Task instructions ->
The records below are to be written out again, exactly as they appear.

Exercise inputs ->
*** Block opens ***
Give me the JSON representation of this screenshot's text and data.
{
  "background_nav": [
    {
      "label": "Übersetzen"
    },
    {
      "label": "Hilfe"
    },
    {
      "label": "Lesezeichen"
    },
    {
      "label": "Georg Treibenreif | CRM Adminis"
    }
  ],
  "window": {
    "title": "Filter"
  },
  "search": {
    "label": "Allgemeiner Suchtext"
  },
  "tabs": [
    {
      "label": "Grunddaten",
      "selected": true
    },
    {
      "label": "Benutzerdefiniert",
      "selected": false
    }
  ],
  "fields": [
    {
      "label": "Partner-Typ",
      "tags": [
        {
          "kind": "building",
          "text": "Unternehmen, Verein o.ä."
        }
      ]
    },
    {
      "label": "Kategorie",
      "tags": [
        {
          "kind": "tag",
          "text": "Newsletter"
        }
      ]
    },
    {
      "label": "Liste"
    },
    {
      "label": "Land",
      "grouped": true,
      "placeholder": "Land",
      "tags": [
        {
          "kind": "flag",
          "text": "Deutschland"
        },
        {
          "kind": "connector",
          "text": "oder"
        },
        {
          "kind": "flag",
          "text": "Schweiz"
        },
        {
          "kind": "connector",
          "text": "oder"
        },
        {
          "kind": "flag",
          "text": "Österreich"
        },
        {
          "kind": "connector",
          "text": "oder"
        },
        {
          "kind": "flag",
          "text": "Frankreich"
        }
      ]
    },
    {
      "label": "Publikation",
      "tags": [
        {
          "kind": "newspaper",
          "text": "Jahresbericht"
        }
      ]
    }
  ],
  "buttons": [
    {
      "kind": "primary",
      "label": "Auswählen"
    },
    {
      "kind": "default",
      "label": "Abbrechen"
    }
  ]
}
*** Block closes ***
Exercise result ->
Give me the JSON representation of this screenshot's text and data.
{
  "background_nav": [
    {
      "label": "Übersetzen"
    },
    {
      "label": "Hilfe"
    },
    {
      "label": "Lesezeichen"
    },
    {
      "label": "Georg Treibenreif | CRM Adminis"
    }
  ],
  "window": {
    "title": "Filter"
  },
  "search": {
    "label": "Allgemeiner Suchtext"
  },
  "tabs": [
    {
      "label": "Grunddaten",
      "selected": true
    },
    {
      "label": "Benutzerdefiniert",
      "selected": false
    }
  ],
  "fields": [
    {
      "label": "Partner-Typ",
      "tags": [
        {
          "kind": "building",
          "text": "Unternehmen, Verein o.ä."
        }
      ]
    },
    {
      "label": "Kategorie",
      "tags": [
        {
          "kind": "tag",
          "text": "Newsletter"
        }
      ]
    },
    {
      "label": "Liste"
    },
    {
      "label": "Land",
      "grouped": true,
      "placeholder": "Land",
      "tags": [
        {
          "kind": "flag",
          "text": "Deutschland"
        },
        {
          "kind": "connector",
          "text": "oder"
        },
        {
          "kind": "flag",
          "text": "Schweiz"
        },
        {
          "kind": "connector",
          "text": "oder"
        },
        {
          "kind": "flag",
          "text": "Österreich"
        },
        {
          "kind": "connector",
          "text": "oder"
        },
        {
          "kind": "flag",
          "text": "Frankreich"
        }
      ]
    },
    {
      "label": "Publikation",
      "tags": [
        {
          "kind": "newspaper",
          "text": "Jahresbericht"
        }
      ]
    }
  ],
  "buttons": [
    {
      "kind": "primary",
      "label": "Auswählen"
    },
    {
      "kind": "default",
      "label": "Abbrechen"
    }
  ]
}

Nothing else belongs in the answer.